(1) Epidermal tissue system    (2) Ground or fundamental tissue system   (3) Vascular tissue system

(1) Epidermal tissue system: The tissues of this system originate from the outermost layer of apical meristem.

(i) Epidermis: Epidermis is composed of single layer cells.

(ii) Cuticle and Wax: In aerial parts, epidermis is covered by cuticle. The epidermal cells secrete a waxy substance called cutin, which forms a layer of variable thickness (the cuticle) within and on the outer surface of its all walls. it helps in reducing the loss of water by evaporation.

(iii) Stomata: Stomata are minute apertures in the epidermis. Each aperture is bounded by two kidney shaped cells, called guard cells. Stomata are absent in roots.

(2) Ground or Fundamental tissue system: Ground tissue system includes all the tissues of plant body except epidermal tissue system and vascular tissues. It forms the bulk of body. This tissue system mainly originates from ground meristem.

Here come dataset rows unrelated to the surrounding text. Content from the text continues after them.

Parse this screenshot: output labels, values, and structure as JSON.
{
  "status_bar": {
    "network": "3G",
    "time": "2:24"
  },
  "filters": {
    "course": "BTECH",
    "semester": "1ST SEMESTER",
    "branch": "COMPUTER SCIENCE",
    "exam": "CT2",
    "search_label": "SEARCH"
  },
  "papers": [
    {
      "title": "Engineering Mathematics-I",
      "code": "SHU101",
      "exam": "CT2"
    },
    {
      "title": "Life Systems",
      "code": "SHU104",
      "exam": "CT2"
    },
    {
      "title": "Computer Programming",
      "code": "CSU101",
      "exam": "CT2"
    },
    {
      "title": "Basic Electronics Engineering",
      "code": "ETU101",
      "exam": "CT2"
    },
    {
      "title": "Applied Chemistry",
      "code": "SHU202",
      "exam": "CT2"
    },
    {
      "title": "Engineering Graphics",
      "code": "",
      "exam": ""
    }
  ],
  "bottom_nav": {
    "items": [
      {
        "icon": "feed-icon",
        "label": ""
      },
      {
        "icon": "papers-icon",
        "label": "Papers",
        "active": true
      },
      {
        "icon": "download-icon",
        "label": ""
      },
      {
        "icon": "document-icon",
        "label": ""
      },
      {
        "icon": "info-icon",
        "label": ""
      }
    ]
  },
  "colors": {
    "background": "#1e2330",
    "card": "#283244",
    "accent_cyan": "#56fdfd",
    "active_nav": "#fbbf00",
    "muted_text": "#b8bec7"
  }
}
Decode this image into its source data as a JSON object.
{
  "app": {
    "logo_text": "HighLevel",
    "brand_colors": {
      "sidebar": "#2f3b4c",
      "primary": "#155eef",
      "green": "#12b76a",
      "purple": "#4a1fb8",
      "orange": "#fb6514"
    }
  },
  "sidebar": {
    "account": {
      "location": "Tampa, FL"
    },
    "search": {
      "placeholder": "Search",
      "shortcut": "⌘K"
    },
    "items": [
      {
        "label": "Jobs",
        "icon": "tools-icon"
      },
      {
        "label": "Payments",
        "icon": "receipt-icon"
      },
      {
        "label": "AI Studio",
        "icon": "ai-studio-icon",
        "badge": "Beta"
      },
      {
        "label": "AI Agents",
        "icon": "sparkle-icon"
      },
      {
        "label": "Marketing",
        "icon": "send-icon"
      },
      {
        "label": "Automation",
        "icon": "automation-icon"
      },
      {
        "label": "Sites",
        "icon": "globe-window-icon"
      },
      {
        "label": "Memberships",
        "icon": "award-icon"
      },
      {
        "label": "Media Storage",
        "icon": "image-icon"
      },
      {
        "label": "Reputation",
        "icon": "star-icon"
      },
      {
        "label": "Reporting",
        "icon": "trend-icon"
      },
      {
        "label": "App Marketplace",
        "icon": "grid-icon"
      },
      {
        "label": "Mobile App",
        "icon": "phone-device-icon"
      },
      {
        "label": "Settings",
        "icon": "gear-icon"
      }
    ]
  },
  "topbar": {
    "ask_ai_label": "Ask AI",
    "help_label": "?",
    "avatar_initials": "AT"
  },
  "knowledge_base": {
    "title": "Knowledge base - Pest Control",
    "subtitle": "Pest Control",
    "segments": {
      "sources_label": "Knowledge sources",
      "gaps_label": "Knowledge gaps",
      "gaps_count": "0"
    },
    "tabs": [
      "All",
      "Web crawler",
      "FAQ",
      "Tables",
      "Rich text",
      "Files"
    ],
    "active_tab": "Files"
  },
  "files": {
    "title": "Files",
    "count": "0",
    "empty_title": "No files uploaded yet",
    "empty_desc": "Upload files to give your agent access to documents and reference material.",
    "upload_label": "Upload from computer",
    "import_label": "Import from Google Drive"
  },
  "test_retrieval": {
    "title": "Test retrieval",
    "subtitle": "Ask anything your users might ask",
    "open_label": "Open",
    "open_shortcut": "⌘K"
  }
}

(3) Vascular tissue system: The central cylinder of the shoot or root surrounded by cortex is called stele. The varying number of vascular bundles formed inside the stele constitute vascular tissue system. Xylem, phloem and cambium are the major parts of the vascular bundle.